TASK OBJECTIVE >>
Produce an exact copy of all records below.

────────────────

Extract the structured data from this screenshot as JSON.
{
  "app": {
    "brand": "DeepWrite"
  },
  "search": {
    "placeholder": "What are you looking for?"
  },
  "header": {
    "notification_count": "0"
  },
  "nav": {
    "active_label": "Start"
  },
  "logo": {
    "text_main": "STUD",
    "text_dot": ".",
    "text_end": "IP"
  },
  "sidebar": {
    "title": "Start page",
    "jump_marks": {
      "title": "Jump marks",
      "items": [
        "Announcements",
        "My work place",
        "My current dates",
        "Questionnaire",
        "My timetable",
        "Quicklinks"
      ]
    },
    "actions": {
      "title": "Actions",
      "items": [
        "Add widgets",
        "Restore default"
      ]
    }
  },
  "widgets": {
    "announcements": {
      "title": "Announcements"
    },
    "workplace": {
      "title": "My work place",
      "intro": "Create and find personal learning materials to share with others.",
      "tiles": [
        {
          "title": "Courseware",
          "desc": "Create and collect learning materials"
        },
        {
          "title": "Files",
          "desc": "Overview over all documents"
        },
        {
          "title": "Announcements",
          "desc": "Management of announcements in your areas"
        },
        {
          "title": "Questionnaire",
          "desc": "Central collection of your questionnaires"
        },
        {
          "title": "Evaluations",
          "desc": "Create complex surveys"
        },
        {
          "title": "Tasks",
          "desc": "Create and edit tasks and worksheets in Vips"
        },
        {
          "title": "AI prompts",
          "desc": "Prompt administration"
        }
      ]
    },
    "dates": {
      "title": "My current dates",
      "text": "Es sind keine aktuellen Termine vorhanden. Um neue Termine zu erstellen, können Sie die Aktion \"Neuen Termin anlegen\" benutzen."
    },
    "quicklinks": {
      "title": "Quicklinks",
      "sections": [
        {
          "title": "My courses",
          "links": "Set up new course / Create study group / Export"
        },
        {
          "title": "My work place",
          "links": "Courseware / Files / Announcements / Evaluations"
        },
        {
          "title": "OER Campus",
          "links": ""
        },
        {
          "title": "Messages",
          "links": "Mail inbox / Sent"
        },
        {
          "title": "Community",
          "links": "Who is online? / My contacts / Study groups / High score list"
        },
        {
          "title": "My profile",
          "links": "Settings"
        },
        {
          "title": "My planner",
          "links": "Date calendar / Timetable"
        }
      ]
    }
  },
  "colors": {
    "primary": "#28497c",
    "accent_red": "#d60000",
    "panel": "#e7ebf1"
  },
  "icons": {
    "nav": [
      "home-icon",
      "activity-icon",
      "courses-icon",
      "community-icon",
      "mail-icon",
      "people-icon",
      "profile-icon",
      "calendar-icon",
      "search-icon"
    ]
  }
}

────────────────

ANSWER >>
Extract the structured data from this screenshot as JSON.
{
  "app": {
    "brand": "DeepWrite"
  },
  "search": {
    "placeholder": "What are you looking for?"
  },
  "header": {
    "notification_count": "0"
  },
  "nav": {
    "active_label": "Start"
  },
  "logo": {
    "text_main": "STUD",
    "text_dot": ".",
    "text_end": "IP"
  },
  "sidebar": {
    "title": "Start page",
    "jump_marks": {
      "title": "Jump marks",
      "items": [
        "Announcements",
        "My work place",
        "My current dates",
        "Questionnaire",
        "My timetable",
        "Quicklinks"
      ]
    },
    "actions": {
      "title": "Actions",
      "items": [
        "Add widgets",
        "Restore default"
      ]
    }
  },
  "widgets": {
    "announcements": {
      "title": "Announcements"
    },
    "workplace": {
      "title": "My work place",
      "intro": "Create and find personal learning materials to share with others.",
      "tiles": [
        {
          "title": "Courseware",
          "desc": "Create and collect learning materials"
        },
        {
          "title": "Files",
          "desc": "Overview over all documents"
        },
        {
          "title": "Announcements",
          "desc": "Management of announcements in your areas"
        },
        {
          "title": "Questionnaire",
          "desc": "Central collection of your questionnaires"
        },
        {
          "title": "Evaluations",
          "desc": "Create complex surveys"
        },
        {
          "title": "Tasks",
          "desc": "Create and edit tasks and worksheets in Vips"
        },
        {
          "title": "AI prompts",
          "desc": "Prompt administration"
        }
      ]
    },
    "dates": {
      "title": "My current dates",
      "text": "Es sind keine aktuellen Termine vorhanden. Um neue Termine zu erstellen, können Sie die Aktion \"Neuen Termin anlegen\" benutzen."
    },
    "quicklinks": {
      "title": "Quicklinks",
      "sections": [
        {
          "title": "My courses",
          "links": "Set up new course / Create study group / Export"
        },
        {
          "title": "My work place",
          "links": "Courseware / Files / Announcements / Evaluations"
        },
        {
          "title": "OER Campus",
          "links": ""
        },
        {
          "title": "Messages",
          "links": "Mail inbox / Sent"
        },
        {
          "title": "Community",
          "links": "Who is online? / My contacts / Study groups / High score list"
        },
        {
          "title": "My profile",
          "links": "Settings"
        },
        {
          "title": "My planner",
          "links": "Date calendar / Timetable"
        }
      ]
    }
  },
  "colors": {
    "primary": "#28497c",
    "accent_red": "#d60000",
    "panel": "#e7ebf1"
  },
  "icons": {
    "nav": [
      "home-icon",
      "activity-icon",
      "courses-icon",
      "community-icon",
      "mail-icon",
      "people-icon",
      "profile-icon",
      "calendar-icon",
      "search-icon"
    ]
  }
}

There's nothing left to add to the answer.